The UN Security Council’s failure to add human rights monitoring to the mandate of its Western Sahara peacekeeping force – despite ongoing reports of abuses in the region – is a “missed opportunity”, Amnesty International said today.
The mandate of the United Nations Mission for the Referendum in Western Sahara (MINURSO) – one of the few UN peacekeeping missions in the world without a human rights mandate – was renewed today.
The Moroccan authorities must open an independent investigation into events that led to a number of deaths and injuries at Gadaym Izik, a protest camp near Laayoune, Western Sahara, Amnesty International said today.
The government says nine people were killed during Monday's operation and in its aftermath, including eight members of the security forces.
Amnesty International is today calling on the Moroccan authorities to immediately and unconditionally release three Sahrawi activists set to face trial following their visit to refugee camps in Algeria run by the Polisario Front.

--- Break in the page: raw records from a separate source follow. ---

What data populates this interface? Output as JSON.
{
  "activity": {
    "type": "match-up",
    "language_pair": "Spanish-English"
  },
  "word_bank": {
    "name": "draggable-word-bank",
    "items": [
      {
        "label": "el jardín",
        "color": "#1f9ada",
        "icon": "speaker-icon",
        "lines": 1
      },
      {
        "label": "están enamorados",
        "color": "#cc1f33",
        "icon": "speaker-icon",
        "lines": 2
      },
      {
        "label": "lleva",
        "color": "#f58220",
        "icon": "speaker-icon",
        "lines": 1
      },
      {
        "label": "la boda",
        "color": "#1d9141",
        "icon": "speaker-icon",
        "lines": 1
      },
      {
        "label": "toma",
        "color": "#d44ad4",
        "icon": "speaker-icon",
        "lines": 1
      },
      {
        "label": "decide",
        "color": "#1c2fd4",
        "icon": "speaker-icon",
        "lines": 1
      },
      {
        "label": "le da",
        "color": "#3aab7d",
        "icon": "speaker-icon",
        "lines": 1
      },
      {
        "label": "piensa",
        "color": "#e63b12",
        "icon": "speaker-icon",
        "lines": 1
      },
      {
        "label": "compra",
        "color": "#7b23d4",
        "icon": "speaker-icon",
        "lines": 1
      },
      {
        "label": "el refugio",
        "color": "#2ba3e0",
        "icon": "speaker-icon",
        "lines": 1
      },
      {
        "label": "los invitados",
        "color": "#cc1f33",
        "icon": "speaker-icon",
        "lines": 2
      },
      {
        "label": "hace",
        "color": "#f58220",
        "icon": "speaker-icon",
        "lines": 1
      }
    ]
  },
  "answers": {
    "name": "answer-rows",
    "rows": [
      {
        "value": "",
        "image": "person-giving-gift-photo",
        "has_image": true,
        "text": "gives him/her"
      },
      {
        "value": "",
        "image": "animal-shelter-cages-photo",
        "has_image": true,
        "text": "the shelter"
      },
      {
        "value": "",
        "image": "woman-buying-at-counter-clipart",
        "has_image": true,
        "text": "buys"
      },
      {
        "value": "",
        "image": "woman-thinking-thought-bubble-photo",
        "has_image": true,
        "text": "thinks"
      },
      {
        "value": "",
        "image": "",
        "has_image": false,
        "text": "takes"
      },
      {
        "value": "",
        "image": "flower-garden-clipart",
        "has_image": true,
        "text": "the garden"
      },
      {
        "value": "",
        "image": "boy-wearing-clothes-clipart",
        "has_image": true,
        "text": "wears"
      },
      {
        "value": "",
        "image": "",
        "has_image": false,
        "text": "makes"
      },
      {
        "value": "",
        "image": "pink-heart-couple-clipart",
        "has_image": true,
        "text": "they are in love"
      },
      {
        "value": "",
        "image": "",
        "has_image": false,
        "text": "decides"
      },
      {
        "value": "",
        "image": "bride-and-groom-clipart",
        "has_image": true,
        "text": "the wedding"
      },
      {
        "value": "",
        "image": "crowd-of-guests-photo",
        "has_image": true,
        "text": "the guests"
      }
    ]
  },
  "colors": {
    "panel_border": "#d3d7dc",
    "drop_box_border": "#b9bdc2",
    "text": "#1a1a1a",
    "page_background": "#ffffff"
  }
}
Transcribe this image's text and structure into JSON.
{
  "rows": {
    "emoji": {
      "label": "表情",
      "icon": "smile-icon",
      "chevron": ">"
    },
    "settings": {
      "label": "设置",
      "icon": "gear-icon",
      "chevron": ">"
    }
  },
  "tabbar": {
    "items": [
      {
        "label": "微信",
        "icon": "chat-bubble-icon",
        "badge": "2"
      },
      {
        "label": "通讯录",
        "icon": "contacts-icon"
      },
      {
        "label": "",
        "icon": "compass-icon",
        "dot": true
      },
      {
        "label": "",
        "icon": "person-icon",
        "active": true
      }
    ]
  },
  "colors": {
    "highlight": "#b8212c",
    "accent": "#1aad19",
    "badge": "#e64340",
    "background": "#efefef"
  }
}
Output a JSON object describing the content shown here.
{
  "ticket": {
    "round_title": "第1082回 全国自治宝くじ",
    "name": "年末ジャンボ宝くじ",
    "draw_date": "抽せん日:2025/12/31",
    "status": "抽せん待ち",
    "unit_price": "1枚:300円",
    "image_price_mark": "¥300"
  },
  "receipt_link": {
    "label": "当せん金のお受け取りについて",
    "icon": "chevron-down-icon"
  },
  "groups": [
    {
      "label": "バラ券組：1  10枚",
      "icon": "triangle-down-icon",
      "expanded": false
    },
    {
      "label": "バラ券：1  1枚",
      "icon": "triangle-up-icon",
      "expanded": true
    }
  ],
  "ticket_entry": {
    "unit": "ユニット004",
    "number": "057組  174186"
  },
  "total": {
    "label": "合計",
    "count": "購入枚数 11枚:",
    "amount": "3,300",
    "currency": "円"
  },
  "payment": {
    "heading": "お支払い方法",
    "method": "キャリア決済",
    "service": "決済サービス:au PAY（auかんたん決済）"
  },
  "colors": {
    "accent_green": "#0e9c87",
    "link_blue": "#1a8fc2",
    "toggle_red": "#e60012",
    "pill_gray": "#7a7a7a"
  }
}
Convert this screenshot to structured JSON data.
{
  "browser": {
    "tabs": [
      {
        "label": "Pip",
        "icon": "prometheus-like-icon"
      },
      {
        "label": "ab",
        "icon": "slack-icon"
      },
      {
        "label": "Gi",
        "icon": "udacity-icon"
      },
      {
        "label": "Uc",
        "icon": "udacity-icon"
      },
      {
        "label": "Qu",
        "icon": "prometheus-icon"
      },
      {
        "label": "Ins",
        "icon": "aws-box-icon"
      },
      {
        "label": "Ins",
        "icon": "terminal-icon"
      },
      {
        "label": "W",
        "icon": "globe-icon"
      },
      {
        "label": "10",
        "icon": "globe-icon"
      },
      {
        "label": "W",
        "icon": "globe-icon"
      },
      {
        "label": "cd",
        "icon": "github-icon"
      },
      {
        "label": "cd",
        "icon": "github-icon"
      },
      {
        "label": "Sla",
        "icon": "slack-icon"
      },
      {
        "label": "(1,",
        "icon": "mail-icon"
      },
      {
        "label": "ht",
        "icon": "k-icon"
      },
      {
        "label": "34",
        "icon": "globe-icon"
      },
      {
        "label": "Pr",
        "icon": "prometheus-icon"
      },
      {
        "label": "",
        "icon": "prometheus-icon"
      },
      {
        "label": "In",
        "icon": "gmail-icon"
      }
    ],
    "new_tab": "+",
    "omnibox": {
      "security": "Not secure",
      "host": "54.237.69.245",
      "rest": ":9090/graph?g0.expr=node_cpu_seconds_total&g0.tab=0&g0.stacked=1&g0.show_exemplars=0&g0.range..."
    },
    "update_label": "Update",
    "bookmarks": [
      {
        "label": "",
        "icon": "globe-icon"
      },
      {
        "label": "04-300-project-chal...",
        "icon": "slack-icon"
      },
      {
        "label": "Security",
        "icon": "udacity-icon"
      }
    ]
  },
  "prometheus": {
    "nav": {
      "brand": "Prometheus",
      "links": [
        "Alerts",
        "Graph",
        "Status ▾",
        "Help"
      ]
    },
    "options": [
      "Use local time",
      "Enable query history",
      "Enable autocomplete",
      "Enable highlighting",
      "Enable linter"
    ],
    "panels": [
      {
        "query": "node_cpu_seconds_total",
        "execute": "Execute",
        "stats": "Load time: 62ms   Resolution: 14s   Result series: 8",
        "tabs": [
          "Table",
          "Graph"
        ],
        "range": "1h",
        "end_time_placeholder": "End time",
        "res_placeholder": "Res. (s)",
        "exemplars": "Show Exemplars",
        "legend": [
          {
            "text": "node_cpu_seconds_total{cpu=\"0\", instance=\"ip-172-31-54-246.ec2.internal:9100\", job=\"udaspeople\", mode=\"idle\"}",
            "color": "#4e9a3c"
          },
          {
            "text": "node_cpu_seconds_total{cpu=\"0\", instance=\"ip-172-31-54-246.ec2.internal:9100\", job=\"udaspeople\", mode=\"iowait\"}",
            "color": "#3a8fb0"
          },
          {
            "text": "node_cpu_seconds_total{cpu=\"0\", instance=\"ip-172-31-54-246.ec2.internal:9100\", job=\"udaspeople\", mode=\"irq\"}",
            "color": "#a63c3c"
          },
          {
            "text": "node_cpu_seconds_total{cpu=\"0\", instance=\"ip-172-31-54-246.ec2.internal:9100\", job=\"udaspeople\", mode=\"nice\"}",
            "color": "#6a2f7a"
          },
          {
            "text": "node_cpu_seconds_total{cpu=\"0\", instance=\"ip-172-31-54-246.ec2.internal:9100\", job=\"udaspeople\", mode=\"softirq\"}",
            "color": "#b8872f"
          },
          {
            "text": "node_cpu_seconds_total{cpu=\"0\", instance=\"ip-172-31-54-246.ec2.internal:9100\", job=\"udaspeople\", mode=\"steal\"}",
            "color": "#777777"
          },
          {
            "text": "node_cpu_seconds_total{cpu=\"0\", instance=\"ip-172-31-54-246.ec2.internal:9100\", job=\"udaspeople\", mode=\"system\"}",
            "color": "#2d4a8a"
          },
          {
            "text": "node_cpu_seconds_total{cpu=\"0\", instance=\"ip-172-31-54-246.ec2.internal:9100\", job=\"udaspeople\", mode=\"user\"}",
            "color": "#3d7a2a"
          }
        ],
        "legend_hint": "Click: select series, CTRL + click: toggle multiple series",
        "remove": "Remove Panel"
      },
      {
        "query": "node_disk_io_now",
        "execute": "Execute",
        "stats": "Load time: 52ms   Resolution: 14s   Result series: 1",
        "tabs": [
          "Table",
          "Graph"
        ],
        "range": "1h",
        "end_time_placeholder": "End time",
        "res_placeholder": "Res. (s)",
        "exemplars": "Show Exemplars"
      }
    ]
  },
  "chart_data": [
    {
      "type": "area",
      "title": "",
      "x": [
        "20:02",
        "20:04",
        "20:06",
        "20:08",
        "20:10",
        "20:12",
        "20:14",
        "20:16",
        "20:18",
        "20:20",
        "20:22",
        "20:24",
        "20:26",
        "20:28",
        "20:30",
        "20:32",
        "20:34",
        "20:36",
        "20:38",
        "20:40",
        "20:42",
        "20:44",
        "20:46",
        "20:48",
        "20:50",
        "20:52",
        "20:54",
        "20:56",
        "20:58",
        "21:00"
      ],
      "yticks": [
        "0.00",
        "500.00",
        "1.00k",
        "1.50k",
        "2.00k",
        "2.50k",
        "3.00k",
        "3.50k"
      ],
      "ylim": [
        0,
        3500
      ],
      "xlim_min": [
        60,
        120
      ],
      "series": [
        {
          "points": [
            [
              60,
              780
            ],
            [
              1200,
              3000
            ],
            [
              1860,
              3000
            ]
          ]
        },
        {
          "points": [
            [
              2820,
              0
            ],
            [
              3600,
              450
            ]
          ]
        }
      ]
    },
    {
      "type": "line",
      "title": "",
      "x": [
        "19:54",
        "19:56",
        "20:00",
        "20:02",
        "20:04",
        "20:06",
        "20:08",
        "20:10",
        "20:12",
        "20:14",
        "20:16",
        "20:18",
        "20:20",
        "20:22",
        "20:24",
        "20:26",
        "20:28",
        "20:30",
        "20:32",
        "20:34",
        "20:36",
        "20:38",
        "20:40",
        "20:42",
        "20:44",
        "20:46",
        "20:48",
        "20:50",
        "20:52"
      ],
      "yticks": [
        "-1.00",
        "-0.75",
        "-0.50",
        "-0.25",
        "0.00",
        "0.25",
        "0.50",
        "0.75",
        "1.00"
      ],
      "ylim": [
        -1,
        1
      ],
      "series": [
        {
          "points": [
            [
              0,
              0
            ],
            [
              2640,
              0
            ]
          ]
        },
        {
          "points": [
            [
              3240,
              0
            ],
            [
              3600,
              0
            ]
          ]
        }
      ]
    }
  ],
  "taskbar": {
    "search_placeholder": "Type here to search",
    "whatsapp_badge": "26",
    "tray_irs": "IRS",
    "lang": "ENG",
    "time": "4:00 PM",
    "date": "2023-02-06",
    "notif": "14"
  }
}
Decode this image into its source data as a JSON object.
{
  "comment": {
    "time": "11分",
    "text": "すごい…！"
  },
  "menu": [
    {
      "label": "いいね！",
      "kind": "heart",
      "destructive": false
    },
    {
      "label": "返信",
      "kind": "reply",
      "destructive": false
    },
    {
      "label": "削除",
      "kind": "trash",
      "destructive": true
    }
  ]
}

The trial of Brahim Dahane, Ali Salem Tamek and Ahmed Nasiri, begins tomorrow in the Court of First Instance, Casablanca. All have been accused of "undermining (Morocco's) internal security".
Women often bear the brunt of poverty and human rights abuses; but as activists they use these roles to trigger positive social change. To mark World Human Rights Day, Amnesty International spoke to three women who put their lives on the line in defence of human rights.
Women are affected by poverty, violence and human rights violations more than men because of the discrimination they face the world over.